The Bookshop Guru
I find comedy a good remedy to help release those endorphins and would always be trying hard to find the excluded middle for I knew that this state of mind offered the safest route to a happier life. Whatever I did it was always in the back of my mind – to try and find the middle ground. This course of action wasn't easy because of the way bipolar affects how you behave, not always allowing you to exist in the middle apart from the extremes of the disorder. I had the tendency to start something new and then allowing that to take over my life. Finding equilibrium where I could do something without it overtaking everything else was a battle, but one which I knew I had to fight. It wasn't until I started to reflect on this, that I could see how this behaviour of extremes was affecting me. I knew that if I could find the excluded middle and stay there as much as possible then my life would be far happier and more productive. Being a manic depressive even I can see the funny side of life. Believe me it helps to laugh even at ourselves.

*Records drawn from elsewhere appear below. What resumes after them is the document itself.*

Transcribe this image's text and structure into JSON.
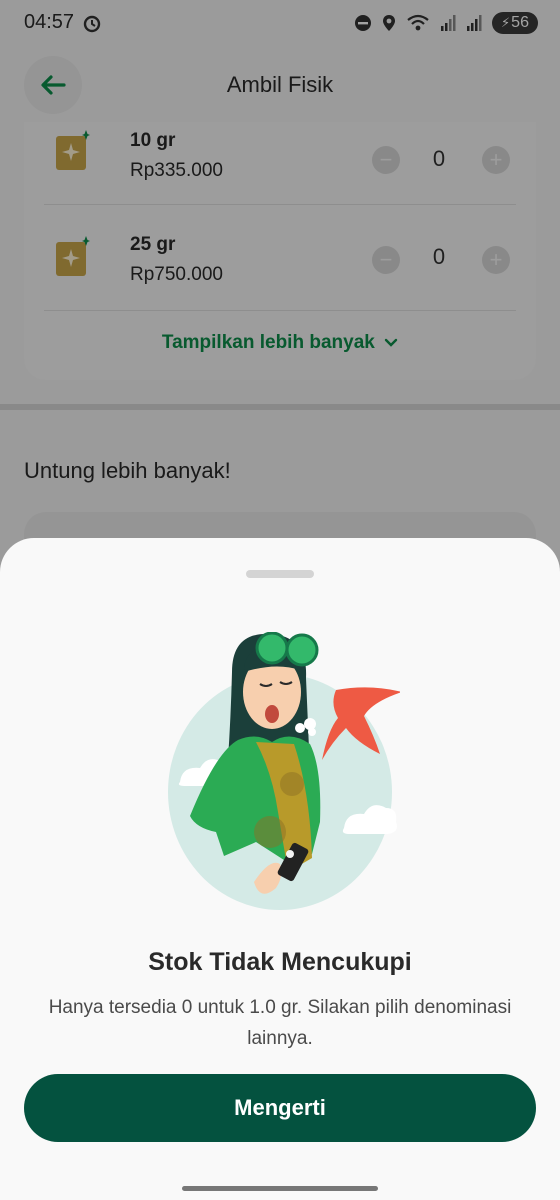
{
  "status_bar": {
    "time": "04:57",
    "battery": "56"
  },
  "header": {
    "title": "Ambil Fisik"
  },
  "products": [
    {
      "name": "10 gr",
      "price": "Rp335.000",
      "quantity": "0"
    },
    {
      "name": "25 gr",
      "price": "Rp750.000",
      "quantity": "0"
    }
  ],
  "show_more_label": "Tampilkan lebih banyak",
  "section": {
    "title": "Untung lebih banyak!"
  },
  "dialog": {
    "title": "Stok Tidak Mencukupi",
    "message": "Hanya tersedia 0 untuk 1.0 gr. Silakan pilih denominasi lainnya.",
    "button_label": "Mengerti"
  },
  "colors": {
    "accent_green": "#0e8d4a",
    "button_dark_green": "#04523f",
    "error_red": "#ee5a44"
  }
}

The more I looked at my actions the more I could recognise I was avoiding the middle ground. I found that having bipolar made me impulsive and unaware that the extremes of behaviour were not allowing me to pursue interests in a normal way. I would sometimes spend months pursuing one particular interest with a complete disregard to any other interests. This was a compulsive behaviour disorder brought about by bipolar. My compulsion was also destructive because after many months of interest in something I would suddenly stop doing it completely without finding some middle ground where I could at least still continue if only on an occasional basis. This state of play was hard to find. I would always start some new interest which would last several weeks or many months before I would stop completely. There was no middle ground for me. As I came to reflect on this behaviour, I realised I needed to find the excluded middle. It wouldn't be easy because in the past all my actions were in this part of the spectrum. But my thoughts were of finding some way of having interests and hobbies which I could pursue without it leading in a compulsive way. Somehow I knew I had to find the middle ground, my excluded middle.

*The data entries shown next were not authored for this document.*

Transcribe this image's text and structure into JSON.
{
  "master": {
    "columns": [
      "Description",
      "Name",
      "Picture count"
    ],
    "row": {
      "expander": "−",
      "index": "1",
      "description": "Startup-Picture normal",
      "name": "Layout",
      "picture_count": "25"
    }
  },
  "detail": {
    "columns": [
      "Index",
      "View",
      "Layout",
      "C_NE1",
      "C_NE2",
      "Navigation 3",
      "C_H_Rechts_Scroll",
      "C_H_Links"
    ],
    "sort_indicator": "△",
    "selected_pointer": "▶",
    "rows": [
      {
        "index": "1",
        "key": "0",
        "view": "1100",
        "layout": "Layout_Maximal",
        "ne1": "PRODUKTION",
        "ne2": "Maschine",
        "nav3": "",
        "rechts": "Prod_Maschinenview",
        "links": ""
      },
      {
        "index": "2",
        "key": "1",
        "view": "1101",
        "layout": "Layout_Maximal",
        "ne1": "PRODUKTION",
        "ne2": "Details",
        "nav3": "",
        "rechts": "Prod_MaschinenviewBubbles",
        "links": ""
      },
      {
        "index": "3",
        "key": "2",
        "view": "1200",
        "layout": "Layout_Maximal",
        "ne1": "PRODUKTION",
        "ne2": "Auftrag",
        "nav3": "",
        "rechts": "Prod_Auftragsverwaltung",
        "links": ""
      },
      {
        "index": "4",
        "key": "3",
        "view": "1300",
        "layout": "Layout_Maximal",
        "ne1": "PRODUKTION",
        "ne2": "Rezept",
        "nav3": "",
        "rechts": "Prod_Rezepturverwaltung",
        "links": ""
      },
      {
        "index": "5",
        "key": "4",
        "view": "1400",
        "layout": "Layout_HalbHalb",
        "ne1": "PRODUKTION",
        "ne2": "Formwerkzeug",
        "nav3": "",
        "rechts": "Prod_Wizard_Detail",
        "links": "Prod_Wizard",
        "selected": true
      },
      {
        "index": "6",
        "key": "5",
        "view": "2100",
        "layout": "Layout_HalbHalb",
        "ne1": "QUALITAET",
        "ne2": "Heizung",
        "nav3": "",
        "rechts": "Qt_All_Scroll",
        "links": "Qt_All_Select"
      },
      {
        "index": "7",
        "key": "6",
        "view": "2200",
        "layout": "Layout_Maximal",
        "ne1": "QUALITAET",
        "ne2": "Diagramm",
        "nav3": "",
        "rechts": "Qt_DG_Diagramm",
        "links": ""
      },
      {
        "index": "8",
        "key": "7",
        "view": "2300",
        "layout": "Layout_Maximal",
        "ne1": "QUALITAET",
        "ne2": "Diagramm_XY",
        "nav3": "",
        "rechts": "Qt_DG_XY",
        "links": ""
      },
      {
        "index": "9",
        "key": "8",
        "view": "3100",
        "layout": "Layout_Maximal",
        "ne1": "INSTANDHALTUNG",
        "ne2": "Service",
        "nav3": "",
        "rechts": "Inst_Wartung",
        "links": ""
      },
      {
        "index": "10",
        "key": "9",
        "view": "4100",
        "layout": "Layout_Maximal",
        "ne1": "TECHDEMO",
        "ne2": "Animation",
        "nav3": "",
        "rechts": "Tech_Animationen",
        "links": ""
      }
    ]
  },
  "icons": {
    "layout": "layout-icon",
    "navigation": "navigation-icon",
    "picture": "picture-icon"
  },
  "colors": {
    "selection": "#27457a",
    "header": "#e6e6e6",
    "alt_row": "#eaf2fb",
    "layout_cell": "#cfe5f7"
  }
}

Learning to curb my excessive actions that would lead to the extreme would give me a sounder basis for a happier life. I would spend many hours thinking about what I could do to change the way I was currently living my life. Even with the appropriate medication and enough exercise and sleep, I still found it hard to find the elusive excluded middle. I constantly strove to find a way to counteract the extremes that were driving my life which would ultimately lead to a deep dark depression or unsustainable high. I would start some new interest only for that to go the same way into a compulsion this is my bipolar dilemma. In my latest book “It’s Never Too Late” I discuss how love, money, and luck have thrown many curve balls at the roller-coaster ride of living with bipolar yet often provide many opportunities previously unseen.
Are you listening, what are you dreaming?
As Jesus said, “belief is everything.”
In my latest book “It’s Never Too Late” read how dreams do come true, but be careful what you wish for. Understand the secret of greed and you will attain one of the secrets of prosperity. The book will also take you on a journey and explores love, money, luck, and much more.
Hey, Chuck. Did you bring any spending money? Viva la vida loca.
Conducting Survey into Precognitive Choices